### WORK TO BE COMPLETED
Read the lines of the data below and retrieve those with "JSON".

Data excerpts
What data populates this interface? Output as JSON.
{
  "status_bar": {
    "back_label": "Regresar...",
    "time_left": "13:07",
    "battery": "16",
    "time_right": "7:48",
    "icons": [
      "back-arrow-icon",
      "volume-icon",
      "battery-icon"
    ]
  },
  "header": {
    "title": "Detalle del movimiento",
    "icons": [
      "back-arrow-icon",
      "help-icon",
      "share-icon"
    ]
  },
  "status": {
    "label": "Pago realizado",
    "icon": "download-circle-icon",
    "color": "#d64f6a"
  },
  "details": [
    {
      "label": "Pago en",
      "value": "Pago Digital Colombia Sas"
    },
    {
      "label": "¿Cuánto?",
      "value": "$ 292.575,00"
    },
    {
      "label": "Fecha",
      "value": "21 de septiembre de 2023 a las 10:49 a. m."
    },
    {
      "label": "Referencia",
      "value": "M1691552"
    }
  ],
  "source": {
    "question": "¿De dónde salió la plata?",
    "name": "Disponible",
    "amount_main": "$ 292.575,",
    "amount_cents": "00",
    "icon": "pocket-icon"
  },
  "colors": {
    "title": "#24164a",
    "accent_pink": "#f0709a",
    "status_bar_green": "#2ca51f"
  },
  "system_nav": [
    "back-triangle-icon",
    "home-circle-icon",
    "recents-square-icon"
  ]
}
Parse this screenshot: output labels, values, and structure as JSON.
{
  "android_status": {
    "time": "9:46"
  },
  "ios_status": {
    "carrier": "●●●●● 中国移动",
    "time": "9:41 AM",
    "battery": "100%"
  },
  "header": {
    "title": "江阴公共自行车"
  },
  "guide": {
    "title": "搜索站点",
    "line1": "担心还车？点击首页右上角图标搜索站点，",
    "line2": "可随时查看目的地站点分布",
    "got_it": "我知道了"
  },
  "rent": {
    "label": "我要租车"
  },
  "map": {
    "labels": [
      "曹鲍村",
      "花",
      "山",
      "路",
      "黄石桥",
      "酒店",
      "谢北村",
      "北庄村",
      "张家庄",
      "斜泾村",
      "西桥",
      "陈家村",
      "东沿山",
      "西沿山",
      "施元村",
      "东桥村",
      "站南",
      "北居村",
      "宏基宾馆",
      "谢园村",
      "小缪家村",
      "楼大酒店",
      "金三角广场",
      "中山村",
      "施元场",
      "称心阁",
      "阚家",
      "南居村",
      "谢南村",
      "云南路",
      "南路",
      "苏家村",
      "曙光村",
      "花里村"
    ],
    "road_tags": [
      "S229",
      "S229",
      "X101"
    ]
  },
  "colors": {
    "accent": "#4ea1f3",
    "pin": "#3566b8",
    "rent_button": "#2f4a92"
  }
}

### WRITTEN RESPONSE
What data populates this interface? Output as JSON.
Parse this screenshot: output labels, values, and structure as JSON.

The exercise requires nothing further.